» **EXERCISE INSTRUCTIONS**
Retype every record exactly. Skip the images.
──────────────────────────────
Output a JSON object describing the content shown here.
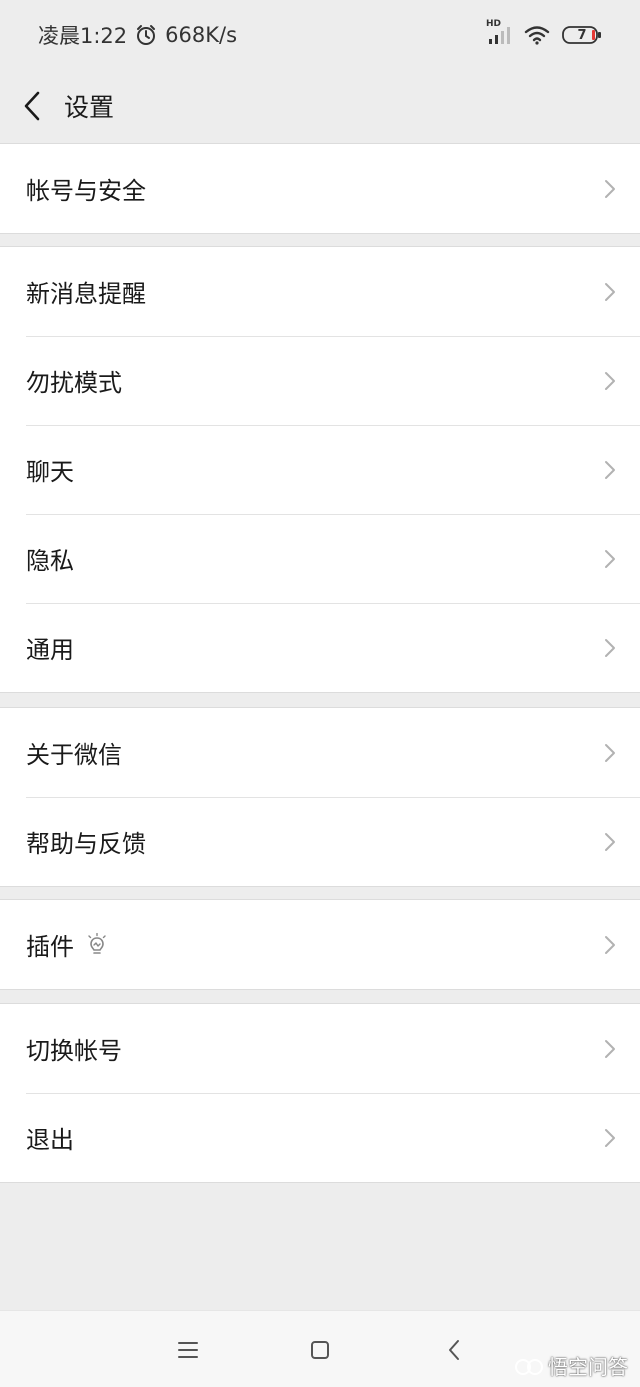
{
  "status_bar": {
    "time": "凌晨1:22",
    "speed": "668K/s",
    "network_label": "HD",
    "battery_level": "7"
  },
  "header": {
    "title": "设置"
  },
  "groups": [
    {
      "items": [
        {
          "label": "帐号与安全"
        }
      ]
    },
    {
      "items": [
        {
          "label": "新消息提醒"
        },
        {
          "label": "勿扰模式"
        },
        {
          "label": "聊天"
        },
        {
          "label": "隐私"
        },
        {
          "label": "通用"
        }
      ]
    },
    {
      "items": [
        {
          "label": "关于微信"
        },
        {
          "label": "帮助与反馈"
        }
      ]
    },
    {
      "items": [
        {
          "label": "插件",
          "icon": "lightbulb-icon"
        }
      ]
    },
    {
      "items": [
        {
          "label": "切换帐号"
        },
        {
          "label": "退出"
        }
      ]
    }
  ],
  "watermark": {
    "text": "悟空问答"
  },
  "colors": {
    "background": "#ededed",
    "card": "#ffffff",
    "divider": "#e3e3e3",
    "chevron": "#b2b2b2"
  }
}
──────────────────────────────
» **FINISHED TASK**
Output a JSON object describing the content shown here.
{
  "status_bar": {
    "time": "凌晨1:22",
    "speed": "668K/s",
    "network_label": "HD",
    "battery_level": "7"
  },
  "header": {
    "title": "设置"
  },
  "groups": [
    {
      "items": [
        {
          "label": "帐号与安全"
        }
      ]
    },
    {
      "items": [
        {
          "label": "新消息提醒"
        },
        {
          "label": "勿扰模式"
        },
        {
          "label": "聊天"
        },
        {
          "label": "隐私"
        },
        {
          "label": "通用"
        }
      ]
    },
    {
      "items": [
        {
          "label": "关于微信"
        },
        {
          "label": "帮助与反馈"
        }
      ]
    },
    {
      "items": [
        {
          "label": "插件",
          "icon": "lightbulb-icon"
        }
      ]
    },
    {
      "items": [
        {
          "label": "切换帐号"
        },
        {
          "label": "退出"
        }
      ]
    }
  ],
  "watermark": {
    "text": "悟空问答"
  },
  "colors": {
    "background": "#ededed",
    "card": "#ffffff",
    "divider": "#e3e3e3",
    "chevron": "#b2b2b2"
  }
}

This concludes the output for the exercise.